People often ask me whatever happened to INGAP Peptide, which looked like one of the most promising ways to regenerate islet cells. Until this week the news wasn’t good.
In 2002 I first wrote about INGAP – islet neogenesis associated protein – in my column on the Web site of the American Diabetes Association. At that time it already has suffered one major setback, when Lilly backed out of an agreement with the licensee, GMP Companies, to commercialize it.
Then, Procter & Gamble, sublicensed INGAP Peptide. But, after the Phase 2 clinical trials “did not consistently demonstrate a clinically meaningful therapeutic benefit,” P&G too gave up and returned the license to GMP Companies.
Now, Kinexum Metabolics Inc., located in Harpers Ferry, West Virginia, has sublicensed INGAP Peptide from GMP Companies for more clinical trials. Created just last year, Kinexum considers INGAP Peptide to be its “lead compound,” according to a corporate summary that Dr. G. Alexander Fleming sent me.
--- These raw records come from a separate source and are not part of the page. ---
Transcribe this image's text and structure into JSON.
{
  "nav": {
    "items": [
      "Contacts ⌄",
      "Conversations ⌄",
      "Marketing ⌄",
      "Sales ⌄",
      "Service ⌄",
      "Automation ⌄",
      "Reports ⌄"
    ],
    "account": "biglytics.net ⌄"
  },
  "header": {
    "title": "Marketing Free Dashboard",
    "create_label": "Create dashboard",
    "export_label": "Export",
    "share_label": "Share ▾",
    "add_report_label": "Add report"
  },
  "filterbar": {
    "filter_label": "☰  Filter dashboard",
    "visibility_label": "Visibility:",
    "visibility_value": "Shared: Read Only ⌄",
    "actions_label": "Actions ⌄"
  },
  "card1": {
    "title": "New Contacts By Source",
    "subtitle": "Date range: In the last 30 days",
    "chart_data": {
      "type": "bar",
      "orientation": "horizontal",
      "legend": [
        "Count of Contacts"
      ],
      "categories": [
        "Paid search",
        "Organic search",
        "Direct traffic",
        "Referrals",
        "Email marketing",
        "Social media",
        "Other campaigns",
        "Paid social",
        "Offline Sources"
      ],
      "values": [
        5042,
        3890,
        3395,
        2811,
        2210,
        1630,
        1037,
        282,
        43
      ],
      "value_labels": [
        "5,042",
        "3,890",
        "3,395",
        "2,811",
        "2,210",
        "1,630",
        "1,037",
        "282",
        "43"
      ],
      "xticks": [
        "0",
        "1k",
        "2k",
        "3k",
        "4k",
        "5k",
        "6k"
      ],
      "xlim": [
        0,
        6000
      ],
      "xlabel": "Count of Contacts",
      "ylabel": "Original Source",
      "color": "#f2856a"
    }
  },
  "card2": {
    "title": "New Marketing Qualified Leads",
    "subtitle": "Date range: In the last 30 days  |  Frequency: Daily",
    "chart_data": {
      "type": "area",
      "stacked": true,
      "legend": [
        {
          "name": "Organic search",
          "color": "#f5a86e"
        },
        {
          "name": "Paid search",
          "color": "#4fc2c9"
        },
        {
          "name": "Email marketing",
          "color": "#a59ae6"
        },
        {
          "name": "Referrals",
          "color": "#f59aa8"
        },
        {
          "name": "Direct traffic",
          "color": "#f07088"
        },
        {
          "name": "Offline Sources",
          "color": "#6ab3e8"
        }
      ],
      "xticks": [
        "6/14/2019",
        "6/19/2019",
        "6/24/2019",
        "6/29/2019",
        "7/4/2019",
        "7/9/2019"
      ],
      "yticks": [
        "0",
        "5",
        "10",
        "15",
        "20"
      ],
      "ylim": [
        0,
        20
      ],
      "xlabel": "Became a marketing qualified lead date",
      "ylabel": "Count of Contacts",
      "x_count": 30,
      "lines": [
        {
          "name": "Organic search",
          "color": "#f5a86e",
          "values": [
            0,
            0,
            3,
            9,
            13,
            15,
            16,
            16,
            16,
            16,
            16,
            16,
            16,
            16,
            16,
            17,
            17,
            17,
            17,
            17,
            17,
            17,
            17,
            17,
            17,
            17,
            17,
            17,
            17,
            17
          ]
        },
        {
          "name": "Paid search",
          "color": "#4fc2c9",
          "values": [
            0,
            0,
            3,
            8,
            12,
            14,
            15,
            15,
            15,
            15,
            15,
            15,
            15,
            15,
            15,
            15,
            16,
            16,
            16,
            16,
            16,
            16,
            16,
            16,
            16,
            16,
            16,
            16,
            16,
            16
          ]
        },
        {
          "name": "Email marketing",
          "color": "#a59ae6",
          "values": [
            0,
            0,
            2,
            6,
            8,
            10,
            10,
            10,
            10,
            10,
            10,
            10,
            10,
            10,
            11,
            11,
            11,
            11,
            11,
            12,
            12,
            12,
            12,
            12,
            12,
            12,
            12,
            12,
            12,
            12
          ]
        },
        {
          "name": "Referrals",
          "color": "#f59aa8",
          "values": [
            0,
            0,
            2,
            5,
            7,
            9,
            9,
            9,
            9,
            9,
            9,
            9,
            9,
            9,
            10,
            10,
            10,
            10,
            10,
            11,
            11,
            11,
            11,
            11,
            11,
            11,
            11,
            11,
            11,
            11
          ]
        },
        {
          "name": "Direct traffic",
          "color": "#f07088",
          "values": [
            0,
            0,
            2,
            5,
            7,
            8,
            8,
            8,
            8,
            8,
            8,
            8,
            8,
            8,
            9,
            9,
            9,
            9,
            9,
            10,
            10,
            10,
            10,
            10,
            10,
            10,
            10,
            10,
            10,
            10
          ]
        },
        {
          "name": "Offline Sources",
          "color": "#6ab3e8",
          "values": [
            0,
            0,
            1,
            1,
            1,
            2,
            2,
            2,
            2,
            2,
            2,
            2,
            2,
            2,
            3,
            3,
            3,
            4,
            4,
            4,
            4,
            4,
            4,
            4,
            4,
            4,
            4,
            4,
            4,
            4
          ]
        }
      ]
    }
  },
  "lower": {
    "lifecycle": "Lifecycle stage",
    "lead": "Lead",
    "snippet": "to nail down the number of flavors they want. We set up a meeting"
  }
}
Dr. Fleming is Kinexum’s president and CEO. Earlier he served for 12 years as the Food and Drug Administration’s senior endocrinologist and clinical group leader for the evaluation and regulation of diabetes and metabolic therapies.
Dr. Fleming and his company have analyzed P&G’s Phase 2 trials and concluded that they were poorly designed. So Kinexum is going back to the drawing boards with more trials.
Dr. Fleming says that he believes that INGAP Peptide “offers excellent prospects for a breakthrough therapy and the achievement of a major scientific milestone.” He told me that it will help both people with type 1 diabetes and those of us with type 2 who use insulin.
“If you look at the Procter & Gamble type 2 study, you will see that there was nearly a 1 percent improvement in A1C,” he says.
Developing a new diabetes drug always takes years. In this case, Dr. Aaron Vinik and Dr. Lawrence Rosenberg, then at the University of Michigan, began to investigate islet cell regeneration in 1983. Their research announcing the discovery of INGAP was reported in the May 1997 issue of the Journal of Clinical Investigation.
Then came the setbacks with Lilly and P&G. The news about INGAP is a lot better now.
But there is still a long way to go. Dr. Fleming believes that if the trials are successful and if the FDA agrees, INGAP Peptide could be available for commercialization in 2009.
This article is based on an earlier version of my article published by HealthCentral.